* Action item *
Please set down every entry from the listing below, word for word.
Source data Block Start
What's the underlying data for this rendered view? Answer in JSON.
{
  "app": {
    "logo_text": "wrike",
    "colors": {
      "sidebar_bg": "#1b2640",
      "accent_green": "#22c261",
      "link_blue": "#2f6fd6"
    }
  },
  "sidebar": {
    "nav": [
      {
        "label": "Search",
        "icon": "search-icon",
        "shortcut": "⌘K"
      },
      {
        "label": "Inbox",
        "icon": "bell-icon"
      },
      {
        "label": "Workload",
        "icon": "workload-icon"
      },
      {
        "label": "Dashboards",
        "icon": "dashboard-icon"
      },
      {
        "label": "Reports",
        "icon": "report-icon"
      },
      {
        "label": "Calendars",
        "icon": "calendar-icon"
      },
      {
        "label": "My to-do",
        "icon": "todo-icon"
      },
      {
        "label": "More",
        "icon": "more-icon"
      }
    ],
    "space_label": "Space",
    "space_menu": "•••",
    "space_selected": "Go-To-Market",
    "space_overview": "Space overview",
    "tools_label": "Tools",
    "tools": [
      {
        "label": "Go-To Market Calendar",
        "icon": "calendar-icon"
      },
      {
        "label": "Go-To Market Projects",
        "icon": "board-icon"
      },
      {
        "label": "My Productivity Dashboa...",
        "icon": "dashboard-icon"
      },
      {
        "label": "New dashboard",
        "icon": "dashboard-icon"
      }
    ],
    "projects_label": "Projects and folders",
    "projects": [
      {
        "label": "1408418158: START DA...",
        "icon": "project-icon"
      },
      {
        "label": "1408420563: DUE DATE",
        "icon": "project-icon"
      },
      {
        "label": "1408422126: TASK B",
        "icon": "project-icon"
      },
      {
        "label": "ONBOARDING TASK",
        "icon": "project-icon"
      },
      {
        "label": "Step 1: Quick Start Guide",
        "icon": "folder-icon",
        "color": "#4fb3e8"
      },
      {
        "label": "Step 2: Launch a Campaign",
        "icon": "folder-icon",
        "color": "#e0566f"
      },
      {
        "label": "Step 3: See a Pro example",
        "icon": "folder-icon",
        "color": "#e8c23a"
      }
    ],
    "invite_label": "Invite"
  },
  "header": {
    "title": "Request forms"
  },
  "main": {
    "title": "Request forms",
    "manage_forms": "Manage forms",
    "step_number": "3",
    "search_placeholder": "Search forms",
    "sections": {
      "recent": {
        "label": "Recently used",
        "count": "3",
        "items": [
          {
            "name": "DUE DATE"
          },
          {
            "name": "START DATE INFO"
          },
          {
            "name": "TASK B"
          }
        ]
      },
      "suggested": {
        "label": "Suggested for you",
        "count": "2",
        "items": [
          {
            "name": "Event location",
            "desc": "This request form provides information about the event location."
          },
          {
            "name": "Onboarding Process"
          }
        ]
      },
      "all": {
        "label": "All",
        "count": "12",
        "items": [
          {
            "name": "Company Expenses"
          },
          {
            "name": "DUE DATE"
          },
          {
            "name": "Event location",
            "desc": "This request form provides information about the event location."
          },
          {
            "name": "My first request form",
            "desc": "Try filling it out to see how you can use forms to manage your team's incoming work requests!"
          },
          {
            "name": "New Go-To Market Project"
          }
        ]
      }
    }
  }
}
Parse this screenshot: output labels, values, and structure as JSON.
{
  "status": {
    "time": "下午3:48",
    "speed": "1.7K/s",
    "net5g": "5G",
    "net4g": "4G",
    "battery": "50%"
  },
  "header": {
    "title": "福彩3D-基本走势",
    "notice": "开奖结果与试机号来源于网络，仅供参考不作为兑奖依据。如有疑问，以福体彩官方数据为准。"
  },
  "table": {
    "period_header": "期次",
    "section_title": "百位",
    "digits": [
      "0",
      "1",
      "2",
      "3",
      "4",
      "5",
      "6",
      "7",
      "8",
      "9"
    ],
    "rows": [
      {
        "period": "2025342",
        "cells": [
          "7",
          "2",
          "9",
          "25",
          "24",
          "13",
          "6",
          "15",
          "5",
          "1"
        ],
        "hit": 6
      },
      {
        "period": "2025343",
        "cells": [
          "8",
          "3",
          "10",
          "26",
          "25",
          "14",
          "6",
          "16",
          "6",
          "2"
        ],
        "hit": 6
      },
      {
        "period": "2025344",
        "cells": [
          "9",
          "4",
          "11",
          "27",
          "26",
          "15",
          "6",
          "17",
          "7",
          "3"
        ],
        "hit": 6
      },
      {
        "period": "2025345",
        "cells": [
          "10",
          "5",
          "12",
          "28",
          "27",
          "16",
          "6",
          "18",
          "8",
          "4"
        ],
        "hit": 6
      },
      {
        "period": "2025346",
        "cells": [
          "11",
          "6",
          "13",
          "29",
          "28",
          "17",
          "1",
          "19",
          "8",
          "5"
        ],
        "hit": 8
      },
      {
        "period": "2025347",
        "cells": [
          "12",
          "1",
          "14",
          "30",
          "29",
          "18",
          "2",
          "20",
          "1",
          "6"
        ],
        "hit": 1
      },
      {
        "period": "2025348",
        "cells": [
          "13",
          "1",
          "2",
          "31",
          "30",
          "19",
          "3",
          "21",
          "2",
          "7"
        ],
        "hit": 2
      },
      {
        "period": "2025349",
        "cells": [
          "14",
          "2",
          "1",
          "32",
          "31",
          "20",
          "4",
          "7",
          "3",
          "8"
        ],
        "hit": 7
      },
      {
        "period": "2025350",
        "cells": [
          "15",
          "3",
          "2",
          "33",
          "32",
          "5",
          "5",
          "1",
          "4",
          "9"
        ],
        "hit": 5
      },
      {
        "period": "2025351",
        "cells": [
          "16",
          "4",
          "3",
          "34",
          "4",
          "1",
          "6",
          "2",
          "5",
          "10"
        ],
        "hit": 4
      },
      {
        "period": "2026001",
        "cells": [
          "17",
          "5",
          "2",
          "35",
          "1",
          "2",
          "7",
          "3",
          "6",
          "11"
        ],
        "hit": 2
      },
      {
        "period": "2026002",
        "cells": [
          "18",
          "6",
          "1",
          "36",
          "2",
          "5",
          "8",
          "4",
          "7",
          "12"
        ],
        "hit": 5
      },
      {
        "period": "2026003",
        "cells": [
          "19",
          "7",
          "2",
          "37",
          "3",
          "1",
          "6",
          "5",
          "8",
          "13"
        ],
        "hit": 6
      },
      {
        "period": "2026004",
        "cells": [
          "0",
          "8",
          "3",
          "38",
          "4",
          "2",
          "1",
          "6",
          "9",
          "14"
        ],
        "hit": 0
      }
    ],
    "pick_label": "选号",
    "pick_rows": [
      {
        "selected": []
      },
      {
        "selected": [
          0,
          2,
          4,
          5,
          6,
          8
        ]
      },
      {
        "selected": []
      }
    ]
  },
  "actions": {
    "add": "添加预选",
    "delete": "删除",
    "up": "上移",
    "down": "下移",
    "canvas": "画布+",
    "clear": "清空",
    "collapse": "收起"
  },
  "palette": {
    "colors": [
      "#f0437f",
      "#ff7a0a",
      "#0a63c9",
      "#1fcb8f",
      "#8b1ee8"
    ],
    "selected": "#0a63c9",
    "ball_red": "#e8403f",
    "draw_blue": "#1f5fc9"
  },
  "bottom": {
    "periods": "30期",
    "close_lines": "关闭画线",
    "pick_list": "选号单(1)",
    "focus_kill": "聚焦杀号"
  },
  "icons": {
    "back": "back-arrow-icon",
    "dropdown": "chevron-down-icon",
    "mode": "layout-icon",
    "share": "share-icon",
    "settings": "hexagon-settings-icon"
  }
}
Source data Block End
* Task solution *
What's the underlying data for this rendered view? Answer in JSON.
{
  "app": {
    "logo_text": "wrike",
    "colors": {
      "sidebar_bg": "#1b2640",
      "accent_green": "#22c261",
      "link_blue": "#2f6fd6"
    }
  },
  "sidebar": {
    "nav": [
      {
        "label": "Search",
        "icon": "search-icon",
        "shortcut": "⌘K"
      },
      {
        "label": "Inbox",
        "icon": "bell-icon"
      },
      {
        "label": "Workload",
        "icon": "workload-icon"
      },
      {
        "label": "Dashboards",
        "icon": "dashboard-icon"
      },
      {
        "label": "Reports",
        "icon": "report-icon"
      },
      {
        "label": "Calendars",
        "icon": "calendar-icon"
      },
      {
        "label": "My to-do",
        "icon": "todo-icon"
      },
      {
        "label": "More",
        "icon": "more-icon"
      }
    ],
    "space_label": "Space",
    "space_menu": "•••",
    "space_selected": "Go-To-Market",
    "space_overview": "Space overview",
    "tools_label": "Tools",
    "tools": [
      {
        "label": "Go-To Market Calendar",
        "icon": "calendar-icon"
      },
      {
        "label": "Go-To Market Projects",
        "icon": "board-icon"
      },
      {
        "label": "My Productivity Dashboa...",
        "icon": "dashboard-icon"
      },
      {
        "label": "New dashboard",
        "icon": "dashboard-icon"
      }
    ],
    "projects_label": "Projects and folders",
    "projects": [
      {
        "label": "1408418158: START DA...",
        "icon": "project-icon"
      },
      {
        "label": "1408420563: DUE DATE",
        "icon": "project-icon"
      },
      {
        "label": "1408422126: TASK B",
        "icon": "project-icon"
      },
      {
        "label": "ONBOARDING TASK",
        "icon": "project-icon"
      },
      {
        "label": "Step 1: Quick Start Guide",
        "icon": "folder-icon",
        "color": "#4fb3e8"
      },
      {
        "label": "Step 2: Launch a Campaign",
        "icon": "folder-icon",
        "color": "#e0566f"
      },
      {
        "label": "Step 3: See a Pro example",
        "icon": "folder-icon",
        "color": "#e8c23a"
      }
    ],
    "invite_label": "Invite"
  },
  "header": {
    "title": "Request forms"
  },
  "main": {
    "title": "Request forms",
    "manage_forms": "Manage forms",
    "step_number": "3",
    "search_placeholder": "Search forms",
    "sections": {
      "recent": {
        "label": "Recently used",
        "count": "3",
        "items": [
          {
            "name": "DUE DATE"
          },
          {
            "name": "START DATE INFO"
          },
          {
            "name": "TASK B"
          }
        ]
      },
      "suggested": {
        "label": "Suggested for you",
        "count": "2",
        "items": [
          {
            "name": "Event location",
            "desc": "This request form provides information about the event location."
          },
          {
            "name": "Onboarding Process"
          }
        ]
      },
      "all": {
        "label": "All",
        "count": "12",
        "items": [
          {
            "name": "Company Expenses"
          },
          {
            "name": "DUE DATE"
          },
          {
            "name": "Event location",
            "desc": "This request form provides information about the event location."
          },
          {
            "name": "My first request form",
            "desc": "Try filling it out to see how you can use forms to manage your team's incoming work requests!"
          },
          {
            "name": "New Go-To Market Project"
          }
        ]
      }
    }
  }
}
Parse this screenshot: output labels, values, and structure as JSON.
{
  "status": {
    "time": "下午3:48",
    "speed": "1.7K/s",
    "net5g": "5G",
    "net4g": "4G",
    "battery": "50%"
  },
  "header": {
    "title": "福彩3D-基本走势",
    "notice": "开奖结果与试机号来源于网络，仅供参考不作为兑奖依据。如有疑问，以福体彩官方数据为准。"
  },
  "table": {
    "period_header": "期次",
    "section_title": "百位",
    "digits": [
      "0",
      "1",
      "2",
      "3",
      "4",
      "5",
      "6",
      "7",
      "8",
      "9"
    ],
    "rows": [
      {
        "period": "2025342",
        "cells": [
          "7",
          "2",
          "9",
          "25",
          "24",
          "13",
          "6",
          "15",
          "5",
          "1"
        ],
        "hit": 6
      },
      {
        "period": "2025343",
        "cells": [
          "8",
          "3",
          "10",
          "26",
          "25",
          "14",
          "6",
          "16",
          "6",
          "2"
        ],
        "hit": 6
      },
      {
        "period": "2025344",
        "cells": [
          "9",
          "4",
          "11",
          "27",
          "26",
          "15",
          "6",
          "17",
          "7",
          "3"
        ],
        "hit": 6
      },
      {
        "period": "2025345",
        "cells": [
          "10",
          "5",
          "12",
          "28",
          "27",
          "16",
          "6",
          "18",
          "8",
          "4"
        ],
        "hit": 6
      },
      {
        "period": "2025346",
        "cells": [
          "11",
          "6",
          "13",
          "29",
          "28",
          "17",
          "1",
          "19",
          "8",
          "5"
        ],
        "hit": 8
      },
      {
        "period": "2025347",
        "cells": [
          "12",
          "1",
          "14",
          "30",
          "29",
          "18",
          "2",
          "20",
          "1",
          "6"
        ],
        "hit": 1
      },
      {
        "period": "2025348",
        "cells": [
          "13",
          "1",
          "2",
          "31",
          "30",
          "19",
          "3",
          "21",
          "2",
          "7"
        ],
        "hit": 2
      },
      {
        "period": "2025349",
        "cells": [
          "14",
          "2",
          "1",
          "32",
          "31",
          "20",
          "4",
          "7",
          "3",
          "8"
        ],
        "hit": 7
      },
      {
        "period": "2025350",
        "cells": [
          "15",
          "3",
          "2",
          "33",
          "32",
          "5",
          "5",
          "1",
          "4",
          "9"
        ],
        "hit": 5
      },
      {
        "period": "2025351",
        "cells": [
          "16",
          "4",
          "3",
          "34",
          "4",
          "1",
          "6",
          "2",
          "5",
          "10"
        ],
        "hit": 4
      },
      {
        "period": "2026001",
        "cells": [
          "17",
          "5",
          "2",
          "35",
          "1",
          "2",
          "7",
          "3",
          "6",
          "11"
        ],
        "hit": 2
      },
      {
        "period": "2026002",
        "cells": [
          "18",
          "6",
          "1",
          "36",
          "2",
          "5",
          "8",
          "4",
          "7",
          "12"
        ],
        "hit": 5
      },
      {
        "period": "2026003",
        "cells": [
          "19",
          "7",
          "2",
          "37",
          "3",
          "1",
          "6",
          "5",
          "8",
          "13"
        ],
        "hit": 6
      },
      {
        "period": "2026004",
        "cells": [
          "0",
          "8",
          "3",
          "38",
          "4",
          "2",
          "1",
          "6",
          "9",
          "14"
        ],
        "hit": 0
      }
    ],
    "pick_label": "选号",
    "pick_rows": [
      {
        "selected": []
      },
      {
        "selected": [
          0,
          2,
          4,
          5,
          6,
          8
        ]
      },
      {
        "selected": []
      }
    ]
  },
  "actions": {
    "add": "添加预选",
    "delete": "删除",
    "up": "上移",
    "down": "下移",
    "canvas": "画布+",
    "clear": "清空",
    "collapse": "收起"
  },
  "palette": {
    "colors": [
      "#f0437f",
      "#ff7a0a",
      "#0a63c9",
      "#1fcb8f",
      "#8b1ee8"
    ],
    "selected": "#0a63c9",
    "ball_red": "#e8403f",
    "draw_blue": "#1f5fc9"
  },
  "bottom": {
    "periods": "30期",
    "close_lines": "关闭画线",
    "pick_list": "选号单(1)",
    "focus_kill": "聚焦杀号"
  },
  "icons": {
    "back": "back-arrow-icon",
    "dropdown": "chevron-down-icon",
    "mode": "layout-icon",
    "share": "share-icon",
    "settings": "hexagon-settings-icon"
  }
}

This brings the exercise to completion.